*Task directions*. From the entries provided below, copy each line that contains the word "content".

*Supplied data*.
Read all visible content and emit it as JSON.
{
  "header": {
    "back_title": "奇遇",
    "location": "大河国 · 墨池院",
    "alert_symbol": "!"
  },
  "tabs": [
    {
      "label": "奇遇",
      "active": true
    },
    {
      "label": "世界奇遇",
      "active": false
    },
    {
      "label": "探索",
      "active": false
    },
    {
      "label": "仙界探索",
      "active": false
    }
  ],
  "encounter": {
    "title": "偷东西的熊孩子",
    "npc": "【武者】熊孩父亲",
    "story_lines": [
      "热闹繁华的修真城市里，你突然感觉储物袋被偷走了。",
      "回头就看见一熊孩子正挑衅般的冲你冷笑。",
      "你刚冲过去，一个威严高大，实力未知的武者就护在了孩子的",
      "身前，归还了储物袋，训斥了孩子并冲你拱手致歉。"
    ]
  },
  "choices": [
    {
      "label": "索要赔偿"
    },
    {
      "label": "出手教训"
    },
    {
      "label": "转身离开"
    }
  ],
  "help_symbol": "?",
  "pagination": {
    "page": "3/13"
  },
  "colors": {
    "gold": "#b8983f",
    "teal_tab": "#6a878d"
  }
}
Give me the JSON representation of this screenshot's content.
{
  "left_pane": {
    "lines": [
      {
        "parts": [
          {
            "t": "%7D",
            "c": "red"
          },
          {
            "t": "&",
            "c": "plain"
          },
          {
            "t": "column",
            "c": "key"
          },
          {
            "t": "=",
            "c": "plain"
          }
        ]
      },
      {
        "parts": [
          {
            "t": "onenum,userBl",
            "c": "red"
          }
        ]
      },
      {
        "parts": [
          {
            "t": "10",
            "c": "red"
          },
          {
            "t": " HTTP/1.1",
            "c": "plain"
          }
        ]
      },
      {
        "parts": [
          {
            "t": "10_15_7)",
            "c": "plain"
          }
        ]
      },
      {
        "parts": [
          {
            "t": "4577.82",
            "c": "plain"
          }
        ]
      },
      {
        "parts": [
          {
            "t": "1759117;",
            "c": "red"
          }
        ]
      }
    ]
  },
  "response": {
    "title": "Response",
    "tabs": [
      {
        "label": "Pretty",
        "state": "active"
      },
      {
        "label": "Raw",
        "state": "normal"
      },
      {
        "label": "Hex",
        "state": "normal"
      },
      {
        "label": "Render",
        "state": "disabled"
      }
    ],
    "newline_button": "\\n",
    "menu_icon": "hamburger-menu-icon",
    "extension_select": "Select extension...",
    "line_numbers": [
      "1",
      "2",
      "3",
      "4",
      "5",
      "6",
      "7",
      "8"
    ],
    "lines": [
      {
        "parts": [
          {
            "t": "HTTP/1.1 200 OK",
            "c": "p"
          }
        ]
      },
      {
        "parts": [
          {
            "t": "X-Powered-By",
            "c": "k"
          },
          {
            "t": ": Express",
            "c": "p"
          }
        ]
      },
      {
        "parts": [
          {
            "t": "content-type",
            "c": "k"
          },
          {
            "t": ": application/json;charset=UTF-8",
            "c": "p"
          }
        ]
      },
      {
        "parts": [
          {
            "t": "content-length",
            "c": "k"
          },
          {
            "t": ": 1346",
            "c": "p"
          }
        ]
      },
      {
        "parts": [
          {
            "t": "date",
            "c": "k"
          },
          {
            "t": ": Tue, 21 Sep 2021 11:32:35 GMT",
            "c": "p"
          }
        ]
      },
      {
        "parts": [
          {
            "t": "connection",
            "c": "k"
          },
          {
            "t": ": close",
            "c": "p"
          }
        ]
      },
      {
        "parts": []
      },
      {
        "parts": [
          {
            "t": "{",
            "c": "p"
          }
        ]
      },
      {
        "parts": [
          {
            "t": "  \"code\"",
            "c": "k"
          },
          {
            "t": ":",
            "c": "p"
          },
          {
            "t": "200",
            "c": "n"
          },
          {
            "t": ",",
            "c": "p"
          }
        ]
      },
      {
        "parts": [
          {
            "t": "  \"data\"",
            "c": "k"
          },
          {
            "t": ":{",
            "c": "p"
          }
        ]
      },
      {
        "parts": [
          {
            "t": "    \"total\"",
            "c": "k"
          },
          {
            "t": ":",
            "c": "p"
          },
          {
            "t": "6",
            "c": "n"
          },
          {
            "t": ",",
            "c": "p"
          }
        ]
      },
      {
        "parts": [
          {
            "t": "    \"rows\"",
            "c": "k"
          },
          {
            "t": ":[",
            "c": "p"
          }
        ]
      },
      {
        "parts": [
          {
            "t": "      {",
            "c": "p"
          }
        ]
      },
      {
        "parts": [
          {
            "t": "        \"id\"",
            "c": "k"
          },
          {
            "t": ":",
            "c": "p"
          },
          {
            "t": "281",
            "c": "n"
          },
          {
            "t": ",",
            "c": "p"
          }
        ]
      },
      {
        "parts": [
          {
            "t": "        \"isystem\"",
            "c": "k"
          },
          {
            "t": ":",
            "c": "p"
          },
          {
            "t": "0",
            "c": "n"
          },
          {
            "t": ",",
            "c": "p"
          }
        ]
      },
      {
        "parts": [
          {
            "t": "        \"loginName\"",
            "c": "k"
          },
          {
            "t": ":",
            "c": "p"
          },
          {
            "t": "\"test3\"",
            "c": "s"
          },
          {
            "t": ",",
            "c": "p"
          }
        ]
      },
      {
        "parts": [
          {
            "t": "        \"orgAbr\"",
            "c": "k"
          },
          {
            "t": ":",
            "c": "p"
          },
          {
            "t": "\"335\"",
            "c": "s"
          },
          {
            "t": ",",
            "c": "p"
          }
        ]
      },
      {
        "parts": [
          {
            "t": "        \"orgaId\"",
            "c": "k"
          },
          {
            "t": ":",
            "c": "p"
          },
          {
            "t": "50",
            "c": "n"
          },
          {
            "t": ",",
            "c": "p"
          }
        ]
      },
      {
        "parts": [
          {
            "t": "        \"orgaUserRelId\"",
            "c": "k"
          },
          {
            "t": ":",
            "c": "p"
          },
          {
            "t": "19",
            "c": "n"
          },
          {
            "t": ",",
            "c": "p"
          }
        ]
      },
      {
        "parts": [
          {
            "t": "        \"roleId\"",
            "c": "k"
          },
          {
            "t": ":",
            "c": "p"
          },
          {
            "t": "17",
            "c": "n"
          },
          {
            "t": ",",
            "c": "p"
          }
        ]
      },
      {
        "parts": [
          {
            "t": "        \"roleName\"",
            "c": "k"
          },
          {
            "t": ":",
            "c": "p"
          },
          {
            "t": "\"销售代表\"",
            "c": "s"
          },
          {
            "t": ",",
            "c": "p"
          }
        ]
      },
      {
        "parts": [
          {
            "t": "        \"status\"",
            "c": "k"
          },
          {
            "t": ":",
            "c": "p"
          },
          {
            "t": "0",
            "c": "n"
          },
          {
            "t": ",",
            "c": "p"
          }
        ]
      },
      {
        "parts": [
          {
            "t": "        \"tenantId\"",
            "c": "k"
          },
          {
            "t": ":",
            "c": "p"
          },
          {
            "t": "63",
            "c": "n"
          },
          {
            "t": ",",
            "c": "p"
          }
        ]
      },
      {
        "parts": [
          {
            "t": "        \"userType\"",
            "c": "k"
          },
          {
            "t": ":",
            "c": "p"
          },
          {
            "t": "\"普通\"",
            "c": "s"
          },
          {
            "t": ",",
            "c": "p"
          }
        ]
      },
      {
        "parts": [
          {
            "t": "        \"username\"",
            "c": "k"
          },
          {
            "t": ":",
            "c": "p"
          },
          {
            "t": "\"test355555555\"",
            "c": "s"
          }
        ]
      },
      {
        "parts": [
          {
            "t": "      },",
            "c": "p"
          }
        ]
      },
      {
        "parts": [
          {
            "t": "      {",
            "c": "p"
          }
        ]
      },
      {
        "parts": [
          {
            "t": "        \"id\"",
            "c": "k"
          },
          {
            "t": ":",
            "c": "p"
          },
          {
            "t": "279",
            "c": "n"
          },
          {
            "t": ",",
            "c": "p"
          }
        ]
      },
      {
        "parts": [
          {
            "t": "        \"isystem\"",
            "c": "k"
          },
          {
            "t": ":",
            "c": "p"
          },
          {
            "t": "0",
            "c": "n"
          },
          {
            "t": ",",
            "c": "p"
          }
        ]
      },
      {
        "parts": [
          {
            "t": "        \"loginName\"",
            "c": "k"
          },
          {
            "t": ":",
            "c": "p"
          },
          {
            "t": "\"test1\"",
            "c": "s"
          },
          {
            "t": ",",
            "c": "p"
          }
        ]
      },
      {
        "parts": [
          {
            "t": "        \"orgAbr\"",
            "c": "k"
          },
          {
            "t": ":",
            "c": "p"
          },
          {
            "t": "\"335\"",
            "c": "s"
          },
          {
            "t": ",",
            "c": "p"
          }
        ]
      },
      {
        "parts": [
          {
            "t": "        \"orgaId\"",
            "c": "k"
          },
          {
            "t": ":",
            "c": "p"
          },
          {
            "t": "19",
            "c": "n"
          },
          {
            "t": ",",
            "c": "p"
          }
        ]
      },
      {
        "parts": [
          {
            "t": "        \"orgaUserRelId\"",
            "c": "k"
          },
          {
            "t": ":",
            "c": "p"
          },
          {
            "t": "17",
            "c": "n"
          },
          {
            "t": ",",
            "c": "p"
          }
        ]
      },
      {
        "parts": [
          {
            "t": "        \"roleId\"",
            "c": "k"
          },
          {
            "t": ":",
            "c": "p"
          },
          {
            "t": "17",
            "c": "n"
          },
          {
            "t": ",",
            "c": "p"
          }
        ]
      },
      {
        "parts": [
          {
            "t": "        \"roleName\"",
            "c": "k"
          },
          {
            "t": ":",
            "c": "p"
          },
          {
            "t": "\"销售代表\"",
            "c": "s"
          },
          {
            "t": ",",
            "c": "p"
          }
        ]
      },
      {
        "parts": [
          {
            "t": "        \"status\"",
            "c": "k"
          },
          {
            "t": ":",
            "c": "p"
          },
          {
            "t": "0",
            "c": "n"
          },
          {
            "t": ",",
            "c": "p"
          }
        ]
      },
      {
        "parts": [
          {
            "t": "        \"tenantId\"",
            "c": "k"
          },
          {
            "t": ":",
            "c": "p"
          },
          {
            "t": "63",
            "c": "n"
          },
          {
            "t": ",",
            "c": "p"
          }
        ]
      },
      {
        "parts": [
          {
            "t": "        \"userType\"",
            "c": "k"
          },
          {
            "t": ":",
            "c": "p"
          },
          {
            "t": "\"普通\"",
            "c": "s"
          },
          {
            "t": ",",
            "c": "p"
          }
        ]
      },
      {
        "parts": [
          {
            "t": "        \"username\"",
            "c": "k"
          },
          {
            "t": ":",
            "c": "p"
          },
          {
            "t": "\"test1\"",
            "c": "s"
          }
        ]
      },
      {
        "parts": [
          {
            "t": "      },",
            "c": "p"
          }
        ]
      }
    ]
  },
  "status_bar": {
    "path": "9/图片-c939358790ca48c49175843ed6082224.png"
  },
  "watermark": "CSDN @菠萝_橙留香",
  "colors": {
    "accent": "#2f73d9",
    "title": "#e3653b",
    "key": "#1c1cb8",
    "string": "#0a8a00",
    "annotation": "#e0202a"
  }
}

*Answer to this task*.
Read all visible content and emit it as JSON.
Give me the JSON representation of this screenshot's content.
            "t": "content-type",
            "t": "content-length",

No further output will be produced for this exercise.